Respiratory hygiene and cough etiquette: A combination of measures designed to minimise the transmission of respiratory pathogens via droplet or airborne routes in healthcare settings.
Routine: Performed as part of usual practice (as opposed to the use of additional measures in specific circumstances e.g. where invasive procedures are conducted or in the event of an outbreak).
Semi-critical Items: These items come into contact mucous membranes or non-intact skin, and should be single use or sterilized after each use. If this is not possible, high-level disinfection is the minimum level of reprocessing that is acceptable.
Sharps: Instruments used in delivering healthcare that can inflict a penetrating injury e.g. needles, lancets and scalpels.
Single-use: Single-use means the medical device is intended to be used on an individual patient during a single procedure and then discarded. It is not intended to be reprocessed and used on another patient. Some single-use devices are marketed as non-sterile which require processing to make them sterile and ready for use. The manufacturer of the device will include appropriate processing instructions to make it ready for use.

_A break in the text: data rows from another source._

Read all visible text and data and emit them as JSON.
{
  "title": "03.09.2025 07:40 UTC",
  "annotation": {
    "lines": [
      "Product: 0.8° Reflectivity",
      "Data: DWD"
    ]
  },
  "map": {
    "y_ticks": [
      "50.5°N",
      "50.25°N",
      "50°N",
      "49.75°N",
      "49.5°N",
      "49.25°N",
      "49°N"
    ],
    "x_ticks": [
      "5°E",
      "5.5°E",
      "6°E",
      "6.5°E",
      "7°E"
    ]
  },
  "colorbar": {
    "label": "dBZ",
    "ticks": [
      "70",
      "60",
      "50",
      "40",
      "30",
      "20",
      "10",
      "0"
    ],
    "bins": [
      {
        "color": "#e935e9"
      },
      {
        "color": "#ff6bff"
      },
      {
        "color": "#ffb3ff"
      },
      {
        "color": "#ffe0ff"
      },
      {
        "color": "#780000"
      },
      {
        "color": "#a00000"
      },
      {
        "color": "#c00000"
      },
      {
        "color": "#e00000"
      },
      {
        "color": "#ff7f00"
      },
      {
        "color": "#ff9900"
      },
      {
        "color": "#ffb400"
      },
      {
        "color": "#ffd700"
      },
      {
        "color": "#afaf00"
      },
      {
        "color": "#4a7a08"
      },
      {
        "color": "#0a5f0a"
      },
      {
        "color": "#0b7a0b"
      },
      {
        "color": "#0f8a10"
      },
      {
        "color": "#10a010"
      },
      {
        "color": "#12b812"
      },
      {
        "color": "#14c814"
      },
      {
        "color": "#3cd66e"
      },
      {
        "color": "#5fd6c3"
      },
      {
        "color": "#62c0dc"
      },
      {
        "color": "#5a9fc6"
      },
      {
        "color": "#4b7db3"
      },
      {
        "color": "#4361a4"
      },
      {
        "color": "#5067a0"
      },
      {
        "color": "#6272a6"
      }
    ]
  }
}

Single-use devices (SUDS): Single-use devices are medical devices that are labelled by the original manufacturer as ‘single use’ and are only intended to be used once.
Standard precautions: Work practices that constitute the first-line approach to infection prevention and control in the healthcare environment. These are recommended for the treatment and care of all patients.
Standard-ANTT: An approach to ANTT used for technically simple aseptic procedures.
Sterile: Free from all living microorganisms; usually described as a probability (e.g. the probability of a surviving microorganism being 1 in 1 million).
Surgical masks: Loose fitting, single-use items that cover the nose and mouth. These include products labelled as dental, medical procedure, isolation and laser masks.
Transmission-based precautions: Extra work practices in situations where standard precautions alone may be insufficient to prevent infection (e.g. for patients known or suspected to be infected or colonised with infectious agents that may not be contained with standard precautions alone).
National Health & Medical Research Council and the Australian Commission on Safety and Quality in Healthcare. (2010). Australian guidelines for the prevention and control of infection on healthcare